§ Your assignment: Leave the pictures out and give every entry again exactly.

§ Supplied information:
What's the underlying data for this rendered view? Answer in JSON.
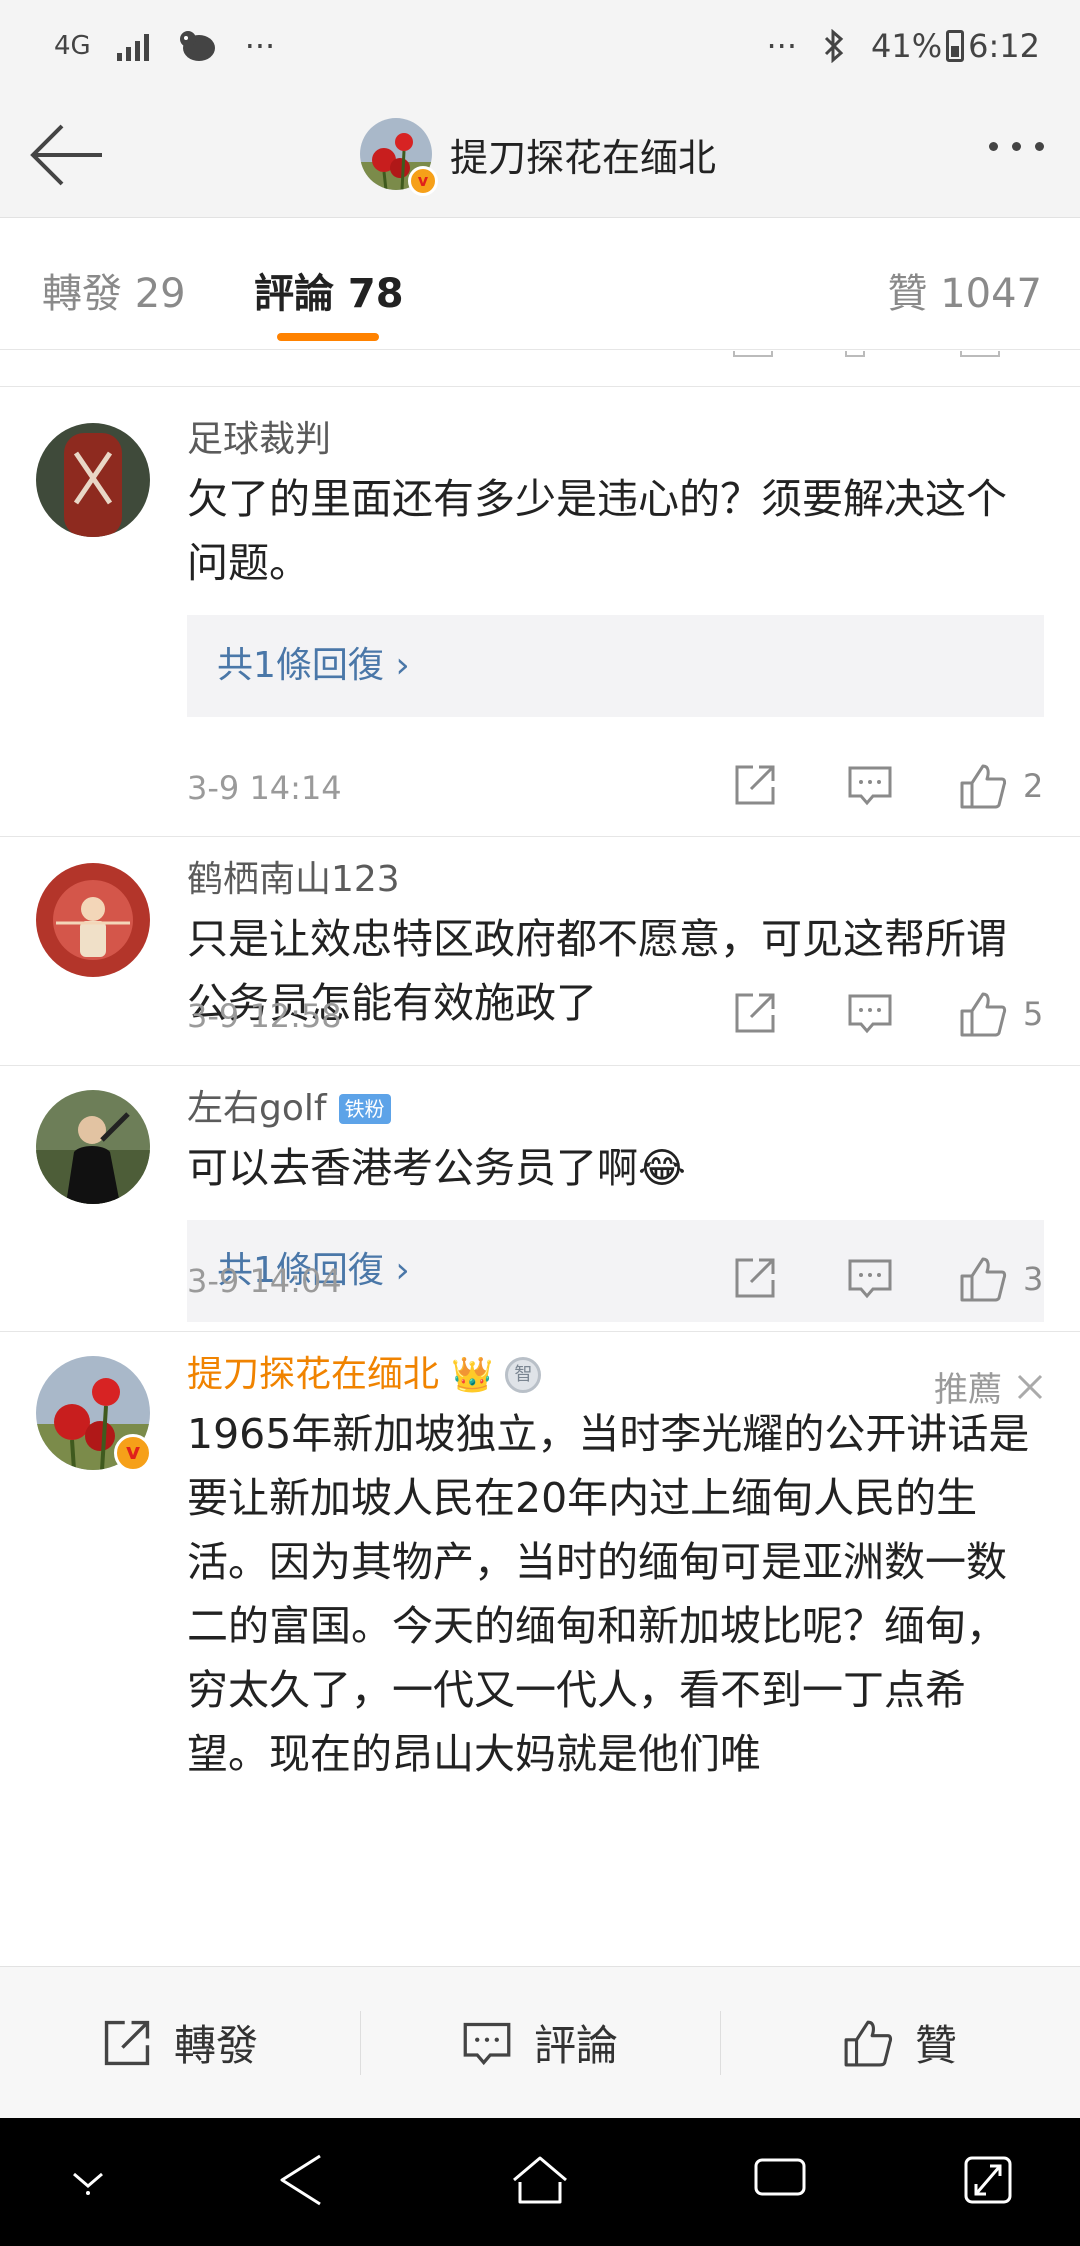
{
  "status_bar": {
    "network": "4G",
    "left_dots": "···",
    "right_dots": "···",
    "battery_percent": "41%",
    "time": "6:12"
  },
  "header": {
    "title": "提刀探花在缅北"
  },
  "tabs": {
    "repost": "轉發 29",
    "comment": "評論 78",
    "like": "贊 1047"
  },
  "comments": [
    {
      "username": "足球裁判",
      "text": "欠了的里面还有多少是违心的？须要解决这个问题。",
      "reply_label": "共1條回復 ›",
      "time": "3-9 14:14",
      "likes": "2"
    },
    {
      "username": "鹤栖南山123",
      "text": "只是让效忠特区政府都不愿意，可见这帮所谓公务员怎能有效施政了",
      "time": "3-9 12:58",
      "likes": "5"
    },
    {
      "username": "左右golf",
      "badge": "铁粉",
      "text": "可以去香港考公务员了啊😂",
      "reply_label": "共1條回復 ›",
      "time": "3-9 14:04",
      "likes": "3"
    },
    {
      "username": "提刀探花在缅北",
      "medal": "智",
      "recommend": "推薦",
      "text": "1965年新加坡独立，当时李光耀的公开讲话是要让新加坡人民在20年内过上缅甸人民的生活。因为其物产，当时的缅甸可是亚洲数一数二的富国。今天的缅甸和新加坡比呢？缅甸，穷太久了，一代又一代人，看不到一丁点希望。现在的昂山大妈就是他们唯"
    }
  ],
  "bottom_bar": {
    "repost": "轉發",
    "comment": "評論",
    "like": "贊"
  },
  "icons": {
    "back": "arrow-left-icon",
    "more": "more-dots-icon",
    "forward": "share-box-icon",
    "comment": "comment-bubble-icon",
    "like": "thumbs-up-icon"
  },
  "colors": {
    "accent": "#ff8200",
    "link": "#4a77a8",
    "author_name": "#f08300",
    "verified_badge": "#f6a019"
  }
}
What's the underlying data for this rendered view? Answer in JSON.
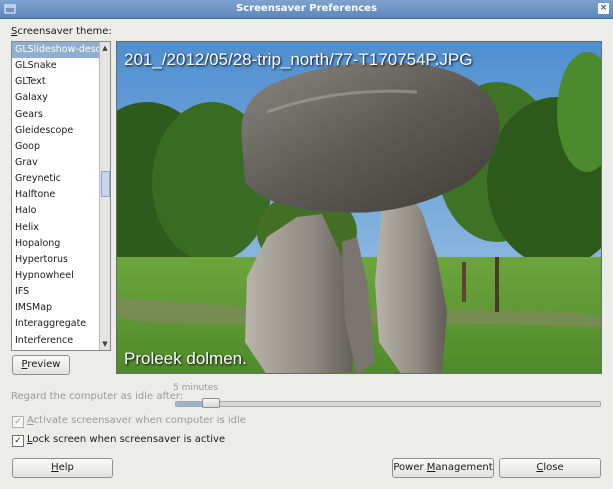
{
  "window": {
    "title": "Screensaver Preferences"
  },
  "theme": {
    "label_prefix": "S",
    "label_rest": "creensaver theme:",
    "items": [
      {
        "label": "GLSlideshow-desc",
        "selected": true
      },
      {
        "label": "GLSnake"
      },
      {
        "label": "GLText"
      },
      {
        "label": "Galaxy"
      },
      {
        "label": "Gears"
      },
      {
        "label": "Gleidescope"
      },
      {
        "label": "Goop"
      },
      {
        "label": "Grav"
      },
      {
        "label": "Greynetic"
      },
      {
        "label": "Halftone"
      },
      {
        "label": "Halo"
      },
      {
        "label": "Helix"
      },
      {
        "label": "Hopalong"
      },
      {
        "label": "Hypertorus"
      },
      {
        "label": "Hypnowheel"
      },
      {
        "label": "IFS"
      },
      {
        "label": "IMSMap"
      },
      {
        "label": "Interaggregate"
      },
      {
        "label": "Interference"
      }
    ]
  },
  "preview": {
    "filename": "201_/2012/05/28-trip_north/77-T170754P.JPG",
    "caption": "Proleek dolmen.",
    "button_prefix": "P",
    "button_rest": "review"
  },
  "idle": {
    "label": "Regard the computer as idle after:",
    "value": "5 minutes",
    "fraction": 0.04
  },
  "activate": {
    "prefix": "A",
    "rest": "ctivate screensaver when computer is idle",
    "checked": true,
    "enabled": false
  },
  "lock": {
    "prefix": "L",
    "rest": "ock screen when screensaver is active",
    "checked": true,
    "enabled": true
  },
  "buttons": {
    "help_prefix": "H",
    "help_rest": "elp",
    "power_a": "Power ",
    "power_u": "M",
    "power_b": "anagement",
    "close_prefix": "C",
    "close_rest": "lose"
  },
  "colors": {
    "selection": "#90add2",
    "titlebar": "#6f95c5"
  }
}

§ Exercise result:
What's the underlying data for this rendered view? Answer in JSON.
{
  "status_bar": {
    "network": "4G",
    "left_dots": "···",
    "right_dots": "···",
    "battery_percent": "41%",
    "time": "6:12"
  },
  "header": {
    "title": "提刀探花在缅北"
  },
  "tabs": {
    "repost": "轉發 29",
    "comment": "評論 78",
    "like": "贊 1047"
  },
  "comments": [
    {
      "username": "足球裁判",
      "text": "欠了的里面还有多少是违心的？须要解决这个问题。",
      "reply_label": "共1條回復 ›",
      "time": "3-9 14:14",
      "likes": "2"
    },
    {
      "username": "鹤栖南山123",
      "text": "只是让效忠特区政府都不愿意，可见这帮所谓公务员怎能有效施政了",
      "time": "3-9 12:58",
      "likes": "5"
    },
    {
      "username": "左右golf",
      "badge": "铁粉",
      "text": "可以去香港考公务员了啊😂",
      "reply_label": "共1條回復 ›",
      "time": "3-9 14:04",
      "likes": "3"
    },
    {
      "username": "提刀探花在缅北",
      "medal": "智",
      "recommend": "推薦",
      "text": "1965年新加坡独立，当时李光耀的公开讲话是要让新加坡人民在20年内过上缅甸人民的生活。因为其物产，当时的缅甸可是亚洲数一数二的富国。今天的缅甸和新加坡比呢？缅甸，穷太久了，一代又一代人，看不到一丁点希望。现在的昂山大妈就是他们唯"
    }
  ],
  "bottom_bar": {
    "repost": "轉發",
    "comment": "評論",
    "like": "贊"
  },
  "icons": {
    "back": "arrow-left-icon",
    "more": "more-dots-icon",
    "forward": "share-box-icon",
    "comment": "comment-bubble-icon",
    "like": "thumbs-up-icon"
  },
  "colors": {
    "accent": "#ff8200",
    "link": "#4a77a8",
    "author_name": "#f08300",
    "verified_badge": "#f6a019"
  }
}
What's the underlying data for this rendered view? Answer in JSON.
{
  "window": {
    "title": "Screensaver Preferences"
  },
  "theme": {
    "label_prefix": "S",
    "label_rest": "creensaver theme:",
    "items": [
      {
        "label": "GLSlideshow-desc",
        "selected": true
      },
      {
        "label": "GLSnake"
      },
      {
        "label": "GLText"
      },
      {
        "label": "Galaxy"
      },
      {
        "label": "Gears"
      },
      {
        "label": "Gleidescope"
      },
      {
        "label": "Goop"
      },
      {
        "label": "Grav"
      },
      {
        "label": "Greynetic"
      },
      {
        "label": "Halftone"
      },
      {
        "label": "Halo"
      },
      {
        "label": "Helix"
      },
      {
        "label": "Hopalong"
      },
      {
        "label": "Hypertorus"
      },
      {
        "label": "Hypnowheel"
      },
      {
        "label": "IFS"
      },
      {
        "label": "IMSMap"
      },
      {
        "label": "Interaggregate"
      },
      {
        "label": "Interference"
      }
    ]
  },
  "preview": {
    "filename": "201_/2012/05/28-trip_north/77-T170754P.JPG",
    "caption": "Proleek dolmen.",
    "button_prefix": "P",
    "button_rest": "review"
  },
  "idle": {
    "label": "Regard the computer as idle after:",
    "value": "5 minutes",
    "fraction": 0.04
  },
  "activate": {
    "prefix": "A",
    "rest": "ctivate screensaver when computer is idle",
    "checked": true,
    "enabled": false
  },
  "lock": {
    "prefix": "L",
    "rest": "ock screen when screensaver is active",
    "checked": true,
    "enabled": true
  },
  "buttons": {
    "help_prefix": "H",
    "help_rest": "elp",
    "power_a": "Power ",
    "power_u": "M",
    "power_b": "anagement",
    "close_prefix": "C",
    "close_rest": "lose"
  },
  "colors": {
    "selection": "#90add2",
    "titlebar": "#6f95c5"
  }
}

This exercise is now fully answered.